Construction workers have resumed rebuilding the Notre Dame Cathedral in Paris after the coronavirus outbreak forced a pause, Reuters reported Monday.
After a fire destroyed the spire and roof of the 850-year-old church in April 2019, French President Emmanuel Macros promised to rebuild within five years. Before the coronavirus pandemic paused construction, other delays in building were caused by toxic lead released by the fire and winter storms, according to Reuters.

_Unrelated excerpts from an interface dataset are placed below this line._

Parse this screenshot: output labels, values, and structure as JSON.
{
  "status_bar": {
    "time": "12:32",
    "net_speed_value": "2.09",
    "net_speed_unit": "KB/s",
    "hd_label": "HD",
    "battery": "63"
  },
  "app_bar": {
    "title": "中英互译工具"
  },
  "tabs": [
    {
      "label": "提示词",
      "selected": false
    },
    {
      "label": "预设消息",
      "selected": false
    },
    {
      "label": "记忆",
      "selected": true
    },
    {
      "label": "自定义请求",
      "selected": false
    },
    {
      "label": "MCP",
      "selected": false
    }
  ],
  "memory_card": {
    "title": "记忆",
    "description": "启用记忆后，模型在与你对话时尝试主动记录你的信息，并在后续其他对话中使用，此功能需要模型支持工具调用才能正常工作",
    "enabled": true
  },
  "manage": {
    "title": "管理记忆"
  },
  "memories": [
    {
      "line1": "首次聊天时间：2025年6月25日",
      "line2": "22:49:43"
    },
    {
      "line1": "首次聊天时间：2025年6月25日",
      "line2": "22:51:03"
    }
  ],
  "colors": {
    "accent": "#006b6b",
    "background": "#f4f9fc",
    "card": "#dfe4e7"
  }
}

The site was closed in March due to the pandemic, but was reopened for construction Monday to make the site compliant with social distancing rules so work proper could resume. Showers for workers are being modified and changing rooms adapted to reduce the risk of virus transmission, the rector of the cathedral Monsignor Patrick Chauvet said according to Reuters. (RELATED: France, Israel Shut Down All Non-Essential Stores, Restaurants, Cafes)
“It’s true that we have lost a month and a half,” Chauvet told Reuters Television. Despite the setback, the project is still on track to meet Macron’s 5-year deadline.
The first task once work on the cathedral itself resumes will be to remove the tangle of metal scaffolding that melted in the fire.
‘When that’s removed, we can say that the phase of making safe will have been completed,” said Chauvet.